What you will do:
Pictures stay out; please output the remaining data exactly.
Dataset extract below:
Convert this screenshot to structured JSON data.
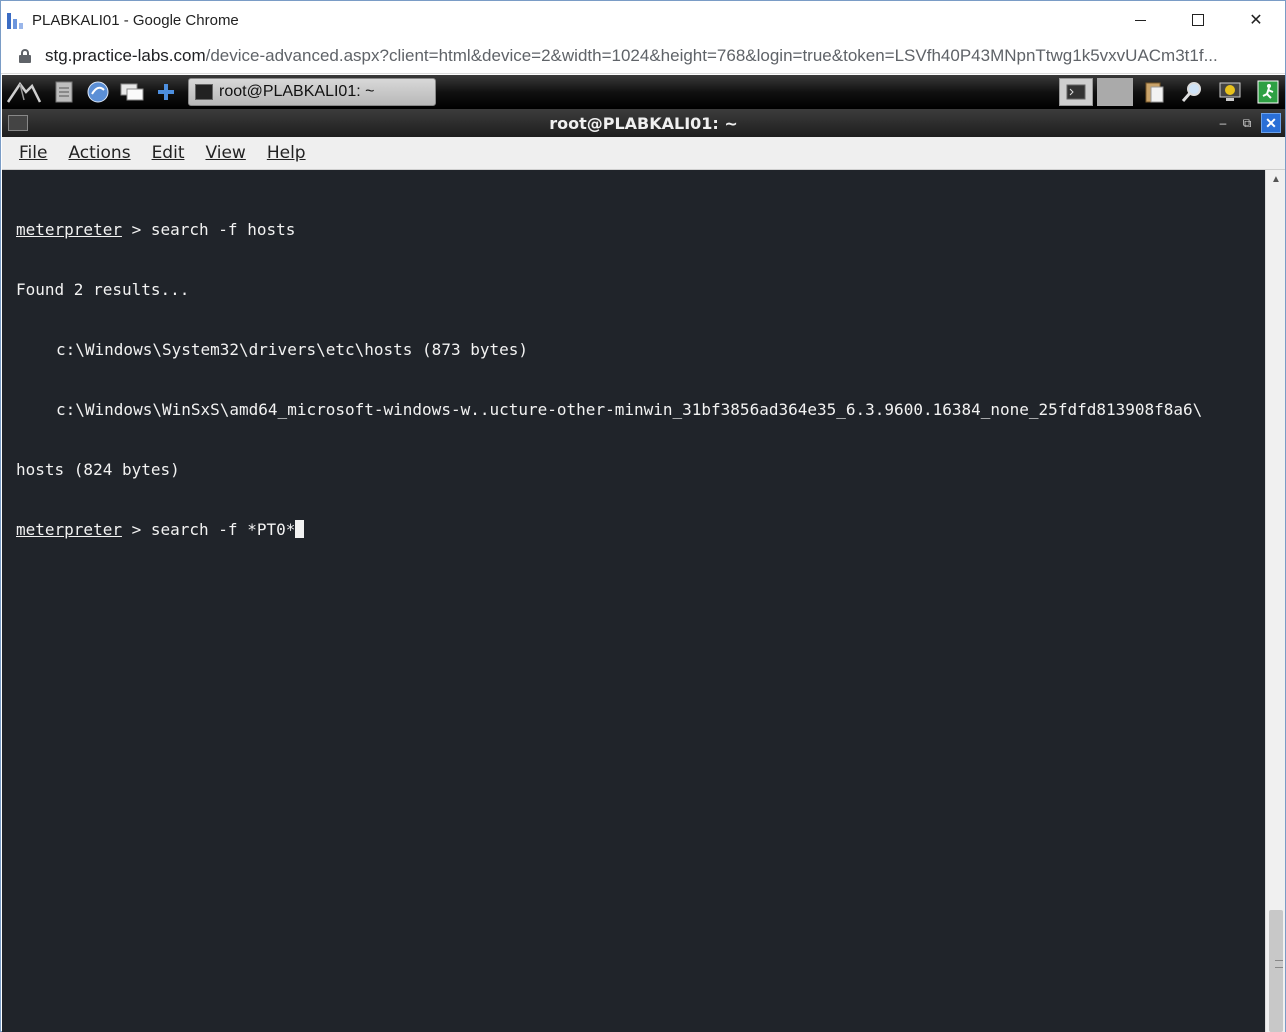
{
  "browser": {
    "window_title": "PLABKALI01 - Google Chrome",
    "url_host": "stg.practice-labs.com",
    "url_path": "/device-advanced.aspx?client=html&device=2&width=1024&height=768&login=true&token=LSVfh40P43MNpnTtwg1k5vxvUACm3t1f..."
  },
  "panel": {
    "task_label": "root@PLABKALI01: ~"
  },
  "terminal": {
    "title": "root@PLABKALI01: ~",
    "menu": [
      "File",
      "Actions",
      "Edit",
      "View",
      "Help"
    ],
    "lines": {
      "l1_prompt": "meterpreter",
      "l1_cmd": " > search -f hosts",
      "l2": "Found 2 results...",
      "l3": "c:\\Windows\\System32\\drivers\\etc\\hosts (873 bytes)",
      "l4": "c:\\Windows\\WinSxS\\amd64_microsoft-windows-w..ucture-other-minwin_31bf3856ad364e35_6.3.9600.16384_none_25fdfd813908f8a6\\",
      "l5": "hosts (824 bytes)",
      "l6_prompt": "meterpreter",
      "l6_cmd": " > search -f *PT0*"
    }
  },
  "colors": {
    "terminal_bg": "#20242a",
    "terminal_fg": "#f2f2f2",
    "close_button": "#2a6fd6"
  }
}
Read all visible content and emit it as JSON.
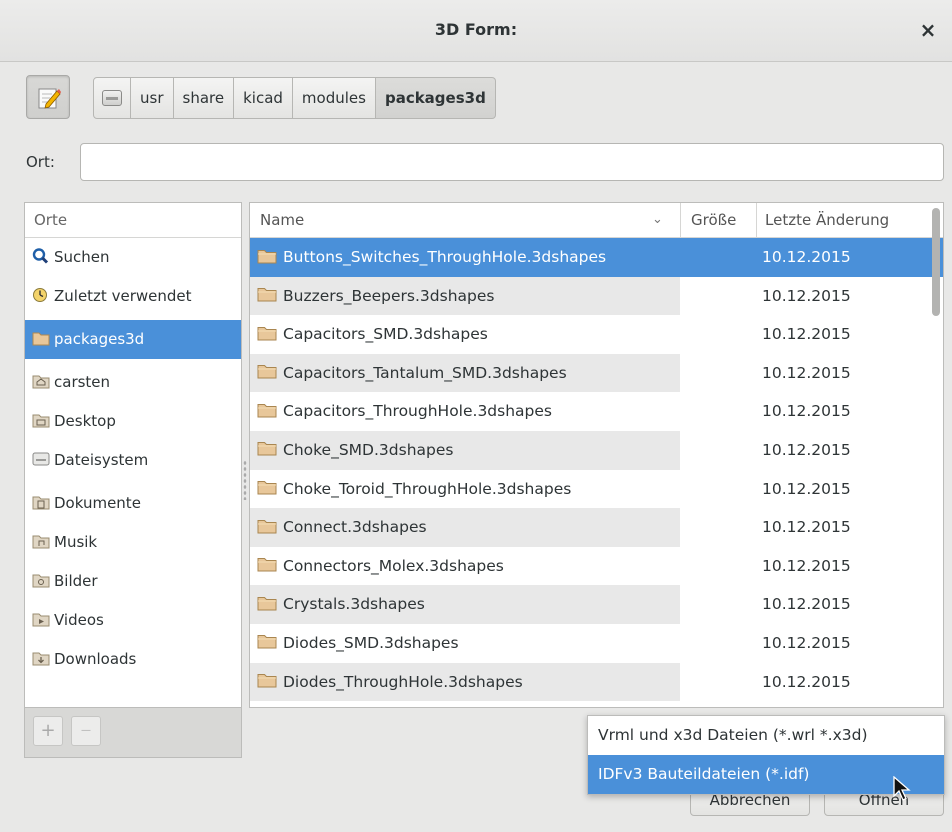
{
  "window": {
    "title": "3D Form:",
    "close_glyph": "×"
  },
  "pathbar": {
    "segments": [
      "usr",
      "share",
      "kicad",
      "modules",
      "packages3d"
    ],
    "active_index": 4
  },
  "location": {
    "label": "Ort:",
    "value": "",
    "placeholder": ""
  },
  "sidebar": {
    "header": "Orte",
    "items": [
      {
        "label": "Suchen",
        "icon": "search-icon"
      },
      {
        "label": "Zuletzt verwendet",
        "icon": "recent-icon"
      },
      {
        "label": "packages3d",
        "icon": "folder-icon",
        "selected": true
      },
      {
        "label": "carsten",
        "icon": "home-folder-icon"
      },
      {
        "label": "Desktop",
        "icon": "desktop-folder-icon"
      },
      {
        "label": "Dateisystem",
        "icon": "drive-icon"
      },
      {
        "label": "Dokumente",
        "icon": "documents-folder-icon"
      },
      {
        "label": "Musik",
        "icon": "music-folder-icon"
      },
      {
        "label": "Bilder",
        "icon": "pictures-folder-icon"
      },
      {
        "label": "Videos",
        "icon": "videos-folder-icon"
      },
      {
        "label": "Downloads",
        "icon": "downloads-folder-icon"
      }
    ],
    "add_glyph": "+",
    "remove_glyph": "—"
  },
  "filelist": {
    "columns": {
      "name": "Name",
      "size": "Größe",
      "modified": "Letzte Änderung"
    },
    "sort_glyph": "⌄",
    "rows": [
      {
        "name": "Buttons_Switches_ThroughHole.3dshapes",
        "size": "",
        "modified": "10.12.2015",
        "selected": true
      },
      {
        "name": "Buzzers_Beepers.3dshapes",
        "size": "",
        "modified": "10.12.2015"
      },
      {
        "name": "Capacitors_SMD.3dshapes",
        "size": "",
        "modified": "10.12.2015"
      },
      {
        "name": "Capacitors_Tantalum_SMD.3dshapes",
        "size": "",
        "modified": "10.12.2015"
      },
      {
        "name": "Capacitors_ThroughHole.3dshapes",
        "size": "",
        "modified": "10.12.2015"
      },
      {
        "name": "Choke_SMD.3dshapes",
        "size": "",
        "modified": "10.12.2015"
      },
      {
        "name": "Choke_Toroid_ThroughHole.3dshapes",
        "size": "",
        "modified": "10.12.2015"
      },
      {
        "name": "Connect.3dshapes",
        "size": "",
        "modified": "10.12.2015"
      },
      {
        "name": "Connectors_Molex.3dshapes",
        "size": "",
        "modified": "10.12.2015"
      },
      {
        "name": "Crystals.3dshapes",
        "size": "",
        "modified": "10.12.2015"
      },
      {
        "name": "Diodes_SMD.3dshapes",
        "size": "",
        "modified": "10.12.2015"
      },
      {
        "name": "Diodes_ThroughHole.3dshapes",
        "size": "",
        "modified": "10.12.2015"
      }
    ]
  },
  "filter_dropdown": {
    "options": [
      {
        "label": "Vrml und x3d Dateien (*.wrl *.x3d)"
      },
      {
        "label": "IDFv3 Bauteildateien (*.idf)",
        "selected": true
      }
    ]
  },
  "buttons": {
    "cancel": "Abbrechen",
    "open": "Öffnen"
  },
  "colors": {
    "selection": "#4a90d9",
    "folder": "#e8c79a",
    "alt_row": "#e8e8e8"
  }
}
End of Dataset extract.
Answer for the task:
Convert this screenshot to structured JSON data.
{
  "browser": {
    "window_title": "PLABKALI01 - Google Chrome",
    "url_host": "stg.practice-labs.com",
    "url_path": "/device-advanced.aspx?client=html&device=2&width=1024&height=768&login=true&token=LSVfh40P43MNpnTtwg1k5vxvUACm3t1f..."
  },
  "panel": {
    "task_label": "root@PLABKALI01: ~"
  },
  "terminal": {
    "title": "root@PLABKALI01: ~",
    "menu": [
      "File",
      "Actions",
      "Edit",
      "View",
      "Help"
    ],
    "lines": {
      "l1_prompt": "meterpreter",
      "l1_cmd": " > search -f hosts",
      "l2": "Found 2 results...",
      "l3": "c:\\Windows\\System32\\drivers\\etc\\hosts (873 bytes)",
      "l4": "c:\\Windows\\WinSxS\\amd64_microsoft-windows-w..ucture-other-minwin_31bf3856ad364e35_6.3.9600.16384_none_25fdfd813908f8a6\\",
      "l5": "hosts (824 bytes)",
      "l6_prompt": "meterpreter",
      "l6_cmd": " > search -f *PT0*"
    }
  },
  "colors": {
    "terminal_bg": "#20242a",
    "terminal_fg": "#f2f2f2",
    "close_button": "#2a6fd6"
  }
}
Read all visible content and emit it as JSON.
{
  "window": {
    "title": "3D Form:",
    "close_glyph": "×"
  },
  "pathbar": {
    "segments": [
      "usr",
      "share",
      "kicad",
      "modules",
      "packages3d"
    ],
    "active_index": 4
  },
  "location": {
    "label": "Ort:",
    "value": "",
    "placeholder": ""
  },
  "sidebar": {
    "header": "Orte",
    "items": [
      {
        "label": "Suchen",
        "icon": "search-icon"
      },
      {
        "label": "Zuletzt verwendet",
        "icon": "recent-icon"
      },
      {
        "label": "packages3d",
        "icon": "folder-icon",
        "selected": true
      },
      {
        "label": "carsten",
        "icon": "home-folder-icon"
      },
      {
        "label": "Desktop",
        "icon": "desktop-folder-icon"
      },
      {
        "label": "Dateisystem",
        "icon": "drive-icon"
      },
      {
        "label": "Dokumente",
        "icon": "documents-folder-icon"
      },
      {
        "label": "Musik",
        "icon": "music-folder-icon"
      },
      {
        "label": "Bilder",
        "icon": "pictures-folder-icon"
      },
      {
        "label": "Videos",
        "icon": "videos-folder-icon"
      },
      {
        "label": "Downloads",
        "icon": "downloads-folder-icon"
      }
    ],
    "add_glyph": "+",
    "remove_glyph": "—"
  },
  "filelist": {
    "columns": {
      "name": "Name",
      "size": "Größe",
      "modified": "Letzte Änderung"
    },
    "sort_glyph": "⌄",
    "rows": [
      {
        "name": "Buttons_Switches_ThroughHole.3dshapes",
        "size": "",
        "modified": "10.12.2015",
        "selected": true
      },
      {
        "name": "Buzzers_Beepers.3dshapes",
        "size": "",
        "modified": "10.12.2015"
      },
      {
        "name": "Capacitors_SMD.3dshapes",
        "size": "",
        "modified": "10.12.2015"
      },
      {
        "name": "Capacitors_Tantalum_SMD.3dshapes",
        "size": "",
        "modified": "10.12.2015"
      },
      {
        "name": "Capacitors_ThroughHole.3dshapes",
        "size": "",
        "modified": "10.12.2015"
      },
      {
        "name": "Choke_SMD.3dshapes",
        "size": "",
        "modified": "10.12.2015"
      },
      {
        "name": "Choke_Toroid_ThroughHole.3dshapes",
        "size": "",
        "modified": "10.12.2015"
      },
      {
        "name": "Connect.3dshapes",
        "size": "",
        "modified": "10.12.2015"
      },
      {
        "name": "Connectors_Molex.3dshapes",
        "size": "",
        "modified": "10.12.2015"
      },
      {
        "name": "Crystals.3dshapes",
        "size": "",
        "modified": "10.12.2015"
      },
      {
        "name": "Diodes_SMD.3dshapes",
        "size": "",
        "modified": "10.12.2015"
      },
      {
        "name": "Diodes_ThroughHole.3dshapes",
        "size": "",
        "modified": "10.12.2015"
      }
    ]
  },
  "filter_dropdown": {
    "options": [
      {
        "label": "Vrml und x3d Dateien (*.wrl *.x3d)"
      },
      {
        "label": "IDFv3 Bauteildateien (*.idf)",
        "selected": true
      }
    ]
  },
  "buttons": {
    "cancel": "Abbrechen",
    "open": "Öffnen"
  },
  "colors": {
    "selection": "#4a90d9",
    "folder": "#e8c79a",
    "alt_row": "#e8e8e8"
  }
}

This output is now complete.